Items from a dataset
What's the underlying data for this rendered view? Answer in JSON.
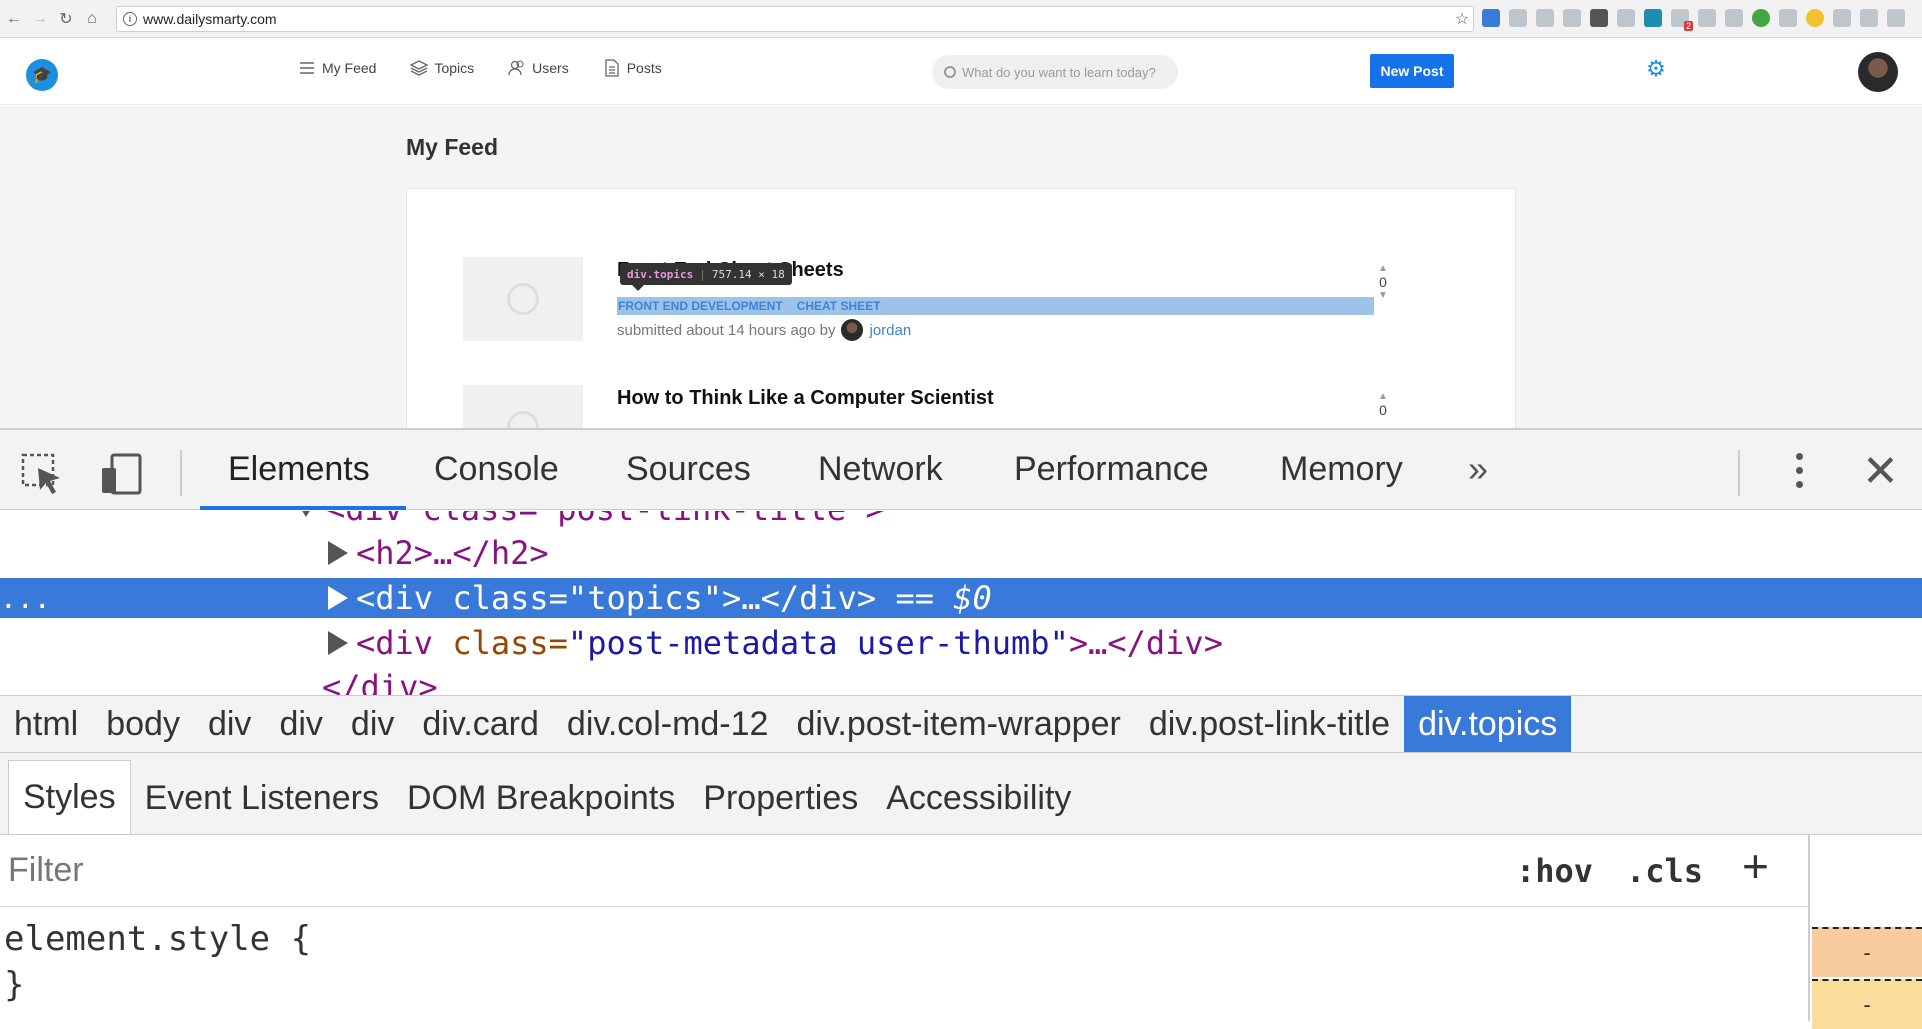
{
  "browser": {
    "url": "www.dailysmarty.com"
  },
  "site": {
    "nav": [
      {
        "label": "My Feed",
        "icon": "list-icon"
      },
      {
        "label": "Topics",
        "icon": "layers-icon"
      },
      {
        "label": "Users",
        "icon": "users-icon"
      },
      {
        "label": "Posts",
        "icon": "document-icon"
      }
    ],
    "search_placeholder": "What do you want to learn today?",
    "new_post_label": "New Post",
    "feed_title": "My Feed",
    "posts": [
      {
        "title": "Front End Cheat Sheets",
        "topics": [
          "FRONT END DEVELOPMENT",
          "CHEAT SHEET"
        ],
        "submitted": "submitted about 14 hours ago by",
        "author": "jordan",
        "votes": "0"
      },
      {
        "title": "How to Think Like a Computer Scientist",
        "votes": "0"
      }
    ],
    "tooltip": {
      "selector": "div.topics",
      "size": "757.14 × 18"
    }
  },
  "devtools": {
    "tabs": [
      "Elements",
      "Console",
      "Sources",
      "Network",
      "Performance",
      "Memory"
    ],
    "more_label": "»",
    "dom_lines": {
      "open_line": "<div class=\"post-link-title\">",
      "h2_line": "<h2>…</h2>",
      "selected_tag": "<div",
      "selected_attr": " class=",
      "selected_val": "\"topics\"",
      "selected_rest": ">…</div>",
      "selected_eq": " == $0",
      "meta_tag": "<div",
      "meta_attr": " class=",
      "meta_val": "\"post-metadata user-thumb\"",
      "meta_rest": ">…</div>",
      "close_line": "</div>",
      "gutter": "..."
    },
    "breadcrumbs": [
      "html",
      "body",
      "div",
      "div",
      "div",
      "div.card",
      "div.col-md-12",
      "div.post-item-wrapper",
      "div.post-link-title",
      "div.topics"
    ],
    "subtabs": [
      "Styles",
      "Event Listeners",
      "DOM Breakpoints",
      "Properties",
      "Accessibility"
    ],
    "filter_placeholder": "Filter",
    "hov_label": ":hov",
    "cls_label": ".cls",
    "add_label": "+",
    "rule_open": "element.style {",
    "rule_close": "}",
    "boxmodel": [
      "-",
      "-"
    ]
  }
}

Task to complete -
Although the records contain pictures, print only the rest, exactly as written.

Completed exercise -
What's the underlying data for this rendered view? Answer in JSON.
{
  "browser": {
    "url": "www.dailysmarty.com"
  },
  "site": {
    "nav": [
      {
        "label": "My Feed",
        "icon": "list-icon"
      },
      {
        "label": "Topics",
        "icon": "layers-icon"
      },
      {
        "label": "Users",
        "icon": "users-icon"
      },
      {
        "label": "Posts",
        "icon": "document-icon"
      }
    ],
    "search_placeholder": "What do you want to learn today?",
    "new_post_label": "New Post",
    "feed_title": "My Feed",
    "posts": [
      {
        "title": "Front End Cheat Sheets",
        "topics": [
          "FRONT END DEVELOPMENT",
          "CHEAT SHEET"
        ],
        "submitted": "submitted about 14 hours ago by",
        "author": "jordan",
        "votes": "0"
      },
      {
        "title": "How to Think Like a Computer Scientist",
        "votes": "0"
      }
    ],
    "tooltip": {
      "selector": "div.topics",
      "size": "757.14 × 18"
    }
  },
  "devtools": {
    "tabs": [
      "Elements",
      "Console",
      "Sources",
      "Network",
      "Performance",
      "Memory"
    ],
    "more_label": "»",
    "dom_lines": {
      "open_line": "<div class=\"post-link-title\">",
      "h2_line": "<h2>…</h2>",
      "selected_tag": "<div",
      "selected_attr": " class=",
      "selected_val": "\"topics\"",
      "selected_rest": ">…</div>",
      "selected_eq": " == $0",
      "meta_tag": "<div",
      "meta_attr": " class=",
      "meta_val": "\"post-metadata user-thumb\"",
      "meta_rest": ">…</div>",
      "close_line": "</div>",
      "gutter": "..."
    },
    "breadcrumbs": [
      "html",
      "body",
      "div",
      "div",
      "div",
      "div.card",
      "div.col-md-12",
      "div.post-item-wrapper",
      "div.post-link-title",
      "div.topics"
    ],
    "subtabs": [
      "Styles",
      "Event Listeners",
      "DOM Breakpoints",
      "Properties",
      "Accessibility"
    ],
    "filter_placeholder": "Filter",
    "hov_label": ":hov",
    "cls_label": ".cls",
    "add_label": "+",
    "rule_open": "element.style {",
    "rule_close": "}",
    "boxmodel": [
      "-",
      "-"
    ]
  }
}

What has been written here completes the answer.